Markets Ready For a New Leg Down?

 |  Includes: DIA, QQQ, SPY
by: Trade Radar Operator

Yesterday was a day when the markets started looking like they are ready for a new leg down. Let's take a look at what the charts are saying.

The Russell 2000 fell again yesterday and confirms it is unable to move up and penetrate the resistance embodied by its 200-day moving average.

Yesterday the S&P 500 fell below its 200-day MA for the second time in as many weeks. It is now down about 9.4% from its peak and has gone negative for the year. Back in the beginning of this month, the 20-day MA made a bearish cross-over below its 50-day MA, and the average has been stuck below both of these chart lines ever since.

The Dow also plunged yesterday and ended up sitting right at its 200-day MA. A dismal forecast is developing, with its 20-day MA making a bearish cross-over below its 50-day MA, it could be moving down further. As of yesterday, the Dow is down about 9% from its peak though it is still positive for the year.
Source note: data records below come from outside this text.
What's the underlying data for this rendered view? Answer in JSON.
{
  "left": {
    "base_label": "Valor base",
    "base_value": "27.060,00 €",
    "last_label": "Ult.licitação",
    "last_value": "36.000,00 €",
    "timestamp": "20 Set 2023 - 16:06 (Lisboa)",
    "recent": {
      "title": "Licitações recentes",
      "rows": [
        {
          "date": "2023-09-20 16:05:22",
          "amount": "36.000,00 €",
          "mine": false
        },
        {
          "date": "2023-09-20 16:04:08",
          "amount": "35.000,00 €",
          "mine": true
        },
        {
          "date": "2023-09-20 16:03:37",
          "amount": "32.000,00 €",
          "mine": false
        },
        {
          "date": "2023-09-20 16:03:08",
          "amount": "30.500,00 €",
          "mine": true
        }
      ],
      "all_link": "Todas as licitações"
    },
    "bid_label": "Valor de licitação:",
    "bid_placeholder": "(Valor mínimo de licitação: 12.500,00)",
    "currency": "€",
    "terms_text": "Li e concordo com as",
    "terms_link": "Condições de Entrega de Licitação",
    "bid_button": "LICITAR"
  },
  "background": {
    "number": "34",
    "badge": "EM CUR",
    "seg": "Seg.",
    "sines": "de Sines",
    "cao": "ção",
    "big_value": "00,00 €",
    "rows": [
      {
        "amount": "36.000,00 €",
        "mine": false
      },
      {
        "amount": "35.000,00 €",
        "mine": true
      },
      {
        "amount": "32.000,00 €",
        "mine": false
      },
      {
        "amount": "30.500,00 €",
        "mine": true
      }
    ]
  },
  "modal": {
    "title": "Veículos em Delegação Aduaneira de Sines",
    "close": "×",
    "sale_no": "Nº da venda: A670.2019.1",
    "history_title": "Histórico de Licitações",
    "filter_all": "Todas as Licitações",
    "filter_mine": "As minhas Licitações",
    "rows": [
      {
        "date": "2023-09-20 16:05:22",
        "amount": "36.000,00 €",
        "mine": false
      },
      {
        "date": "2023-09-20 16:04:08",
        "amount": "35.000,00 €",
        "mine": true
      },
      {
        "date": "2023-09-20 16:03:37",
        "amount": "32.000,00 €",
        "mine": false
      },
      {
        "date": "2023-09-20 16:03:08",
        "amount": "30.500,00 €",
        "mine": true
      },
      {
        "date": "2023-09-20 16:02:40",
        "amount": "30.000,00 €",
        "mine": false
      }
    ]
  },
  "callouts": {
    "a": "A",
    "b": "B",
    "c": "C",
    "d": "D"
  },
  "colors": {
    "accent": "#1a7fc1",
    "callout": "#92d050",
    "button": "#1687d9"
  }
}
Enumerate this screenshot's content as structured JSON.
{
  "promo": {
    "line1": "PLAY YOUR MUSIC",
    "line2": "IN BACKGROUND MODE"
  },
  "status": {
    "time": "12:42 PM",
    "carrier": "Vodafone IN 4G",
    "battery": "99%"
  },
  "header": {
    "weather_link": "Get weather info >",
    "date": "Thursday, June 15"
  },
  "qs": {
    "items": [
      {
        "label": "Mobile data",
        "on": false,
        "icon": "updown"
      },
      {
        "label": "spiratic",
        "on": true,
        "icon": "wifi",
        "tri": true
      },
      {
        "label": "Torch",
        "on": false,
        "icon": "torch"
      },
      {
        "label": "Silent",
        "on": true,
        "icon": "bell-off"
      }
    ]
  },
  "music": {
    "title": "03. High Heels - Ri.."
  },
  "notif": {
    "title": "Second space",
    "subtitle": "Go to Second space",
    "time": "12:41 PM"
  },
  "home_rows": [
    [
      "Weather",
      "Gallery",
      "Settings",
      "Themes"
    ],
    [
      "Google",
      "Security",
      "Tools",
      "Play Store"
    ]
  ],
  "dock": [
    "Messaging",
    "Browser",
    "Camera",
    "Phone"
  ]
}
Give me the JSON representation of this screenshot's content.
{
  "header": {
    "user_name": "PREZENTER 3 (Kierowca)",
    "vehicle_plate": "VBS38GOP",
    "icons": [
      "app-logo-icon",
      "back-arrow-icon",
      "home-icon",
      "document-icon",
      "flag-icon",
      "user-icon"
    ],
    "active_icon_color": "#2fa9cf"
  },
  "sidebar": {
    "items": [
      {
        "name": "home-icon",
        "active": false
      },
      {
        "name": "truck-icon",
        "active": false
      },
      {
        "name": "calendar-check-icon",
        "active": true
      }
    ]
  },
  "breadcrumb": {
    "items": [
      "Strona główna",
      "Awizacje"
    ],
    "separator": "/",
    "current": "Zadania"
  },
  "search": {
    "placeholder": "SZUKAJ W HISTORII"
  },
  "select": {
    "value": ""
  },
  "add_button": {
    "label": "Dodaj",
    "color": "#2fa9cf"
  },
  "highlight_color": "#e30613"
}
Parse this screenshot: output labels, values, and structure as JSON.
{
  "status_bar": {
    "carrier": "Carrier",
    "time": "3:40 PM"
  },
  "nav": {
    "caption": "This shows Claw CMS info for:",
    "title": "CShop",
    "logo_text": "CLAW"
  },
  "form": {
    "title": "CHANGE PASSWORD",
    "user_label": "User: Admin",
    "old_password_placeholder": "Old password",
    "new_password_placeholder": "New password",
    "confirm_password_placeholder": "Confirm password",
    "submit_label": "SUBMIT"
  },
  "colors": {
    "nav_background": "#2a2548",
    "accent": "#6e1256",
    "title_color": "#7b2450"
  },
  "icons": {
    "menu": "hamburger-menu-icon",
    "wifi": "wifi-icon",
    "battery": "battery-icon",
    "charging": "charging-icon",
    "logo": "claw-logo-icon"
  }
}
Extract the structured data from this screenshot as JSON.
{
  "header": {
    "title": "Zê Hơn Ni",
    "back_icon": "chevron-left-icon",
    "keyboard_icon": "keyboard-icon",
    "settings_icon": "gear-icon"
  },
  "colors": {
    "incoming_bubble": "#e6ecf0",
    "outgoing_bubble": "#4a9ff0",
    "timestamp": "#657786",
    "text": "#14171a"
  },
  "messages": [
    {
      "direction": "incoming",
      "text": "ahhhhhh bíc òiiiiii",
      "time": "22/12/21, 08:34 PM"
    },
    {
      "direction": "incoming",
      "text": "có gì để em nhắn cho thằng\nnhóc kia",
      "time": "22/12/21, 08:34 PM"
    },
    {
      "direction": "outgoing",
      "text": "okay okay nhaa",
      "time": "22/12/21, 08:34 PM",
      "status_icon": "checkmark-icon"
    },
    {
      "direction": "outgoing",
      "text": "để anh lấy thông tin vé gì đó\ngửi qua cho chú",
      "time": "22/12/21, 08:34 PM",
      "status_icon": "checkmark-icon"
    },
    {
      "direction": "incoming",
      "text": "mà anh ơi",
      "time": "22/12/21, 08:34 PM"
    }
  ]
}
That brings us to the NASDAQ. On the basis of strength in technology stocks, the NASDAQ has been under pressure but was not falling as rapidly as the other averages until lately. Yesterday the NASDAQ fell below its 200-day MA for the first time this year and is down about 9% from its peak though it too is still positive for the year.

To sum up, we have all the major averages at or below their 200-day moving averages, a level where many analysts and investors feel the trend becomes bearish. Two of the four are now negative year-to-date. We have just about fulfilled the requirements for a full-fledged correction.

It has been my feeling that we would get to about this level and the market would spend some time backing and filling and then begin to move up again. Now I'm beginning to think we may overshoot and move lower still. The way the market used to move up on every announcement of a new merger or buy-out, the market now seems to move down with every revelation of a hedge fund in trouble or a mortgage lending institution unable to continue in business.

One average after another has rolled over; it's like watching dominoes falling.